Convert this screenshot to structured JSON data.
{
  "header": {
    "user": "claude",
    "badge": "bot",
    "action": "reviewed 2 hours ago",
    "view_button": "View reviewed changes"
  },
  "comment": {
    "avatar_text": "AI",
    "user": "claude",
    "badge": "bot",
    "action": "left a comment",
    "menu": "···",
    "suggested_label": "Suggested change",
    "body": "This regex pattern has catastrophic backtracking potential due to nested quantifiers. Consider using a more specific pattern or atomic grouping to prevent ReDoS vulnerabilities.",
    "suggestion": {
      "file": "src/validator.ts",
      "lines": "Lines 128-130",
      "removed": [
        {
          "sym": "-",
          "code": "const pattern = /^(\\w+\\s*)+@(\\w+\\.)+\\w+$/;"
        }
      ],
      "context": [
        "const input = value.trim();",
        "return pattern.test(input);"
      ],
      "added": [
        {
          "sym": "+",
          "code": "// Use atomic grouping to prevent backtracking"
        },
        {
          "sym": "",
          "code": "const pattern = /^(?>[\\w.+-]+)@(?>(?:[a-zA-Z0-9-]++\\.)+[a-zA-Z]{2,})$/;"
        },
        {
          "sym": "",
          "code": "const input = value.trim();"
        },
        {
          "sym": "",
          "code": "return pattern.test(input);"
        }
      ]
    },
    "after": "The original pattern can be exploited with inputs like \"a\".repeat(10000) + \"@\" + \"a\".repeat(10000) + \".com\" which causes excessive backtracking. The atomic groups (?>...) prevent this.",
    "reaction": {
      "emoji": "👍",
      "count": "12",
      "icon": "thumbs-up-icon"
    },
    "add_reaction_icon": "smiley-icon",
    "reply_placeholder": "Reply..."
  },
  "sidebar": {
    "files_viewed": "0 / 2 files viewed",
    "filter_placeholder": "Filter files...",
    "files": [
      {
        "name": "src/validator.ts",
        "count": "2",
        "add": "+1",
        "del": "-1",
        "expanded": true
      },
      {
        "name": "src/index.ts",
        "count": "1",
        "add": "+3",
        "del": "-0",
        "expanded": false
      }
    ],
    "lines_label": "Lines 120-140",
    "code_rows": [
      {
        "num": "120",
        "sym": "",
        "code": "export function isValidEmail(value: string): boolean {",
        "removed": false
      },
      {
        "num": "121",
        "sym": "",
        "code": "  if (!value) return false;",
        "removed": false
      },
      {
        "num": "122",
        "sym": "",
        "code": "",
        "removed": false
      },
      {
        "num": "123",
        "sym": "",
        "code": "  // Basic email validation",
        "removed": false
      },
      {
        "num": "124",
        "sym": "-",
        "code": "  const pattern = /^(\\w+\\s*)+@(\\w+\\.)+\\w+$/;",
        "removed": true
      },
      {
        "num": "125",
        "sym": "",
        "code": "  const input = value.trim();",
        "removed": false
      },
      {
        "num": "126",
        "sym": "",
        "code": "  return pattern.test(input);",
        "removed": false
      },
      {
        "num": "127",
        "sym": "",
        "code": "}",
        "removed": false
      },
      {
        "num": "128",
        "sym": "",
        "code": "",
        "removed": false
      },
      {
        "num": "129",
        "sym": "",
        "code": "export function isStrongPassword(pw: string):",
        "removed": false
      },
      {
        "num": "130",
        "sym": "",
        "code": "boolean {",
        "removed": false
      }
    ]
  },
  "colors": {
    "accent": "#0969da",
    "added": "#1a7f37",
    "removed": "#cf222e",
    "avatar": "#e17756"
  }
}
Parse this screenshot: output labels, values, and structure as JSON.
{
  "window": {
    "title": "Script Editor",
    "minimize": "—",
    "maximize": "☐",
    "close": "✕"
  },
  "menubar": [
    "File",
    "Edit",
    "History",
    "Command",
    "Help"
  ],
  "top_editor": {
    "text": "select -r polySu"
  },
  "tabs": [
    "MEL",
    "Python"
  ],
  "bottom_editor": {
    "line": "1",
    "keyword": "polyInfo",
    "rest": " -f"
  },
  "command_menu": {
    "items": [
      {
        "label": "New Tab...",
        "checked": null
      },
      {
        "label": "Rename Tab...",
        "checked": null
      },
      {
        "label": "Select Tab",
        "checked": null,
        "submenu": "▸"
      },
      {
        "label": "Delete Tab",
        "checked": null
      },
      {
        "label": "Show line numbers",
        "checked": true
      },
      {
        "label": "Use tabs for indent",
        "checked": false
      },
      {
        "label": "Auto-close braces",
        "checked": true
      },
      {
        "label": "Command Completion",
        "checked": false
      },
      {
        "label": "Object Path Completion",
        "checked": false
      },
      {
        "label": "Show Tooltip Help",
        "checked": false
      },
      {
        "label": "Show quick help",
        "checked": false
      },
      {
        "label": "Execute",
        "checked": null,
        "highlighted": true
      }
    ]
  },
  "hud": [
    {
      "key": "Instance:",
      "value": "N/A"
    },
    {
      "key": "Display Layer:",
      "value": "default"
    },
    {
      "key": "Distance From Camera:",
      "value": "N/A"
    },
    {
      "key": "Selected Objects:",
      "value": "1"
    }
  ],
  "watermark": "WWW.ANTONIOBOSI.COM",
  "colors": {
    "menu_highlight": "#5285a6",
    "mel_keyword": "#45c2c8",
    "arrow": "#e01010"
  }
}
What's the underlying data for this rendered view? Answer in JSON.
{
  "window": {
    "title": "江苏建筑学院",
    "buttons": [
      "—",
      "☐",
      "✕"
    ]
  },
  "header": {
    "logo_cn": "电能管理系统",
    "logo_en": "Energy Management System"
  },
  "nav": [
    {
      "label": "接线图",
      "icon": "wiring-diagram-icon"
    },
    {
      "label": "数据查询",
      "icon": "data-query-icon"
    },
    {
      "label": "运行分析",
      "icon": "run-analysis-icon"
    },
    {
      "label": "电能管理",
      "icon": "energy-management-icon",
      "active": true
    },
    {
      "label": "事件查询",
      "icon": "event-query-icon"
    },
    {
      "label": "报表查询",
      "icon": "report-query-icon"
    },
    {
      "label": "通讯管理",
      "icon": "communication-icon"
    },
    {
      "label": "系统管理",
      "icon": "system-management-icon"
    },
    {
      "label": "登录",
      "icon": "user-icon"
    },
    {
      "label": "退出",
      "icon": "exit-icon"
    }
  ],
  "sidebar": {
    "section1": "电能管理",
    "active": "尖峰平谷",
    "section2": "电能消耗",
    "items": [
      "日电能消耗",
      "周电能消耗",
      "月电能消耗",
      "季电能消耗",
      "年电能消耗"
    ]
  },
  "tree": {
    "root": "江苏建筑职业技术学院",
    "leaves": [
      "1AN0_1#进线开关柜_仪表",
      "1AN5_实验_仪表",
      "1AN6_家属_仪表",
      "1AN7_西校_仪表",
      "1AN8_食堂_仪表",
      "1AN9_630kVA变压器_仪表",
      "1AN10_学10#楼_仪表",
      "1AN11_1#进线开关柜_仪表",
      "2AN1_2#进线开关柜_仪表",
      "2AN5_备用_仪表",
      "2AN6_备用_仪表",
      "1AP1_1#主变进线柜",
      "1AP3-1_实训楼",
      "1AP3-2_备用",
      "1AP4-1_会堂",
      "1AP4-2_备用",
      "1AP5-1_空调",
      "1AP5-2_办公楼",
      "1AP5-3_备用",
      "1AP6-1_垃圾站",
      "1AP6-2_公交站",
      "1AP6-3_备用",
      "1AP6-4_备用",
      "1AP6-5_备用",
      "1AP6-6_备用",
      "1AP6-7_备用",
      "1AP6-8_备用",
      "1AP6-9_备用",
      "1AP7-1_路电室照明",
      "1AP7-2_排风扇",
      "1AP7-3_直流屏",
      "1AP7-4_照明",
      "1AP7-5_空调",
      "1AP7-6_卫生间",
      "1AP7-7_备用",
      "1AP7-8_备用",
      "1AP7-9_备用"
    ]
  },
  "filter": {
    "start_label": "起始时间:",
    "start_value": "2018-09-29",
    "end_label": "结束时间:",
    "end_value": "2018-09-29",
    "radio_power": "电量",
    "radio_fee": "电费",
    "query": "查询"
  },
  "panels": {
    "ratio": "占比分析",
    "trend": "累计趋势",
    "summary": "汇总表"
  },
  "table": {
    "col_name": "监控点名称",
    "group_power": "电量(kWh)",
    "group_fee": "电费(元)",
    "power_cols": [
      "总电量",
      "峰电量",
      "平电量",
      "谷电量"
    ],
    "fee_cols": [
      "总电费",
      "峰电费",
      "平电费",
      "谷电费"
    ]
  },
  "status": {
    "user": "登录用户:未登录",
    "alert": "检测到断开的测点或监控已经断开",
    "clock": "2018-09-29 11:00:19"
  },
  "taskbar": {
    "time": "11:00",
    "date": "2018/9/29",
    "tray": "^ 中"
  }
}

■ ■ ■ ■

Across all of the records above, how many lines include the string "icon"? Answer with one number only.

12